Hossein Salami commander of the IRGC ( revolutionary Guards) I must admit the the absence of medals as festooned on the chests of US generals appeals to me.

recent article on note on the Iranian situation.

https://besacenter.org/dismantle-iran-now/

https://www.hoover.org/research/prospects-new-iran-deal?utm_source=Strategika&utm_campaign=8e2373a7d4-Strategika_COPY_01&utm_medium=email&utm_term=0_ec368bf78b-8e2373a7d4-72888501

The above has many articles on Iran. Some like Luttwak’s and Mansoor’s  and maybe Ralph peter’s very good ……others naive at best.

Final note. Iran, like a wounded animal is now more dangerous that ever.

 

 

 

 

 

About Tex

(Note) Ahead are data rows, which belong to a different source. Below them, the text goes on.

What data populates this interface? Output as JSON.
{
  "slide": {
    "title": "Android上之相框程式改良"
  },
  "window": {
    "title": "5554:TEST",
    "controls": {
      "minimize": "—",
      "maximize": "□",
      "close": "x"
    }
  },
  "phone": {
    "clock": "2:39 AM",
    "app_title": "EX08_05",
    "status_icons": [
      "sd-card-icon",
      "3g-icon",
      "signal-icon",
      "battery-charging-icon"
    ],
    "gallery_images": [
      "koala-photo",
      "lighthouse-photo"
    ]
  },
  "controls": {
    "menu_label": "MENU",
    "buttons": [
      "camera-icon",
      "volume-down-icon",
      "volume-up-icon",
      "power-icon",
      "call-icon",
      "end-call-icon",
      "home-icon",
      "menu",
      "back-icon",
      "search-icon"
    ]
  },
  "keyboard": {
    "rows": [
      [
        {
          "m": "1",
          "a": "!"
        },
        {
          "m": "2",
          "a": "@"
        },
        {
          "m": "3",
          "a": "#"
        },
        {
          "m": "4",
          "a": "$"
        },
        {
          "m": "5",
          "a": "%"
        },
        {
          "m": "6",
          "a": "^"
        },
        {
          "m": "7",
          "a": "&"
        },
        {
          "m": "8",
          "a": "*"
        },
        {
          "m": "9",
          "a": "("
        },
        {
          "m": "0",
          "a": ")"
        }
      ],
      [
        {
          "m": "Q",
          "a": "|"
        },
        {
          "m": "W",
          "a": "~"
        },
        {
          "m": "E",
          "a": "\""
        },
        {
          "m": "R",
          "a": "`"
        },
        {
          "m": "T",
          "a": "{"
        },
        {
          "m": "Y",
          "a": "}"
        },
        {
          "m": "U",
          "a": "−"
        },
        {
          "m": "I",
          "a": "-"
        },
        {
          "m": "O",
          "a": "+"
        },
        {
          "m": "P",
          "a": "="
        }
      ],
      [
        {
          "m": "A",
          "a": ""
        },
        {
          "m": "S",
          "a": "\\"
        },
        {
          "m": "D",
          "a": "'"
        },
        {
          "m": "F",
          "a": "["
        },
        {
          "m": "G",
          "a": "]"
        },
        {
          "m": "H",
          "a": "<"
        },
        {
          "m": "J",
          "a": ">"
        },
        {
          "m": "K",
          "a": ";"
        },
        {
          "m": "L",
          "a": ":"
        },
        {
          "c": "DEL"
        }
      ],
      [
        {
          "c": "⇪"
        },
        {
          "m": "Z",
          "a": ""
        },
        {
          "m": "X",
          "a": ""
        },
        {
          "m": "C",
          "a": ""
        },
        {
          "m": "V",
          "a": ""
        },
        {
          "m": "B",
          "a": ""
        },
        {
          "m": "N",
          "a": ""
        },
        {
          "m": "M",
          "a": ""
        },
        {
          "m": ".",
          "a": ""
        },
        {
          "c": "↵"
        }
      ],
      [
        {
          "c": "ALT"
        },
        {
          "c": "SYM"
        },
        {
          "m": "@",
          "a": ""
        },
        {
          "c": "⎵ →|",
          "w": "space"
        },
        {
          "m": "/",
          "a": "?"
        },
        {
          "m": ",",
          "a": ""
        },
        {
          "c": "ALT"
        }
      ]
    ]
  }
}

Retired artillery colonel, many years in a number of positions in the Arab world. Graduate of the US Military Academy and the American University of Beirut. MA in Arab studies from the American University in Beirut along with 18 years as Middle East Seminar Director at the JFK Special Warfare Center and School, Served in Vietnam with 1st Inf Division, Assignments in Lebanon, Jordan and Egypt, plus service with Trucial Oman Scouts in the Persian Gulf. Traveled to every Arab country on the map including Iraq, Syria, Kuwait, Qatar, Saudi Arabia, Tunisia, Algeria and Morocco.
This entry was posted in Uncategorized. Bookmark the permalink.

Leave a Reply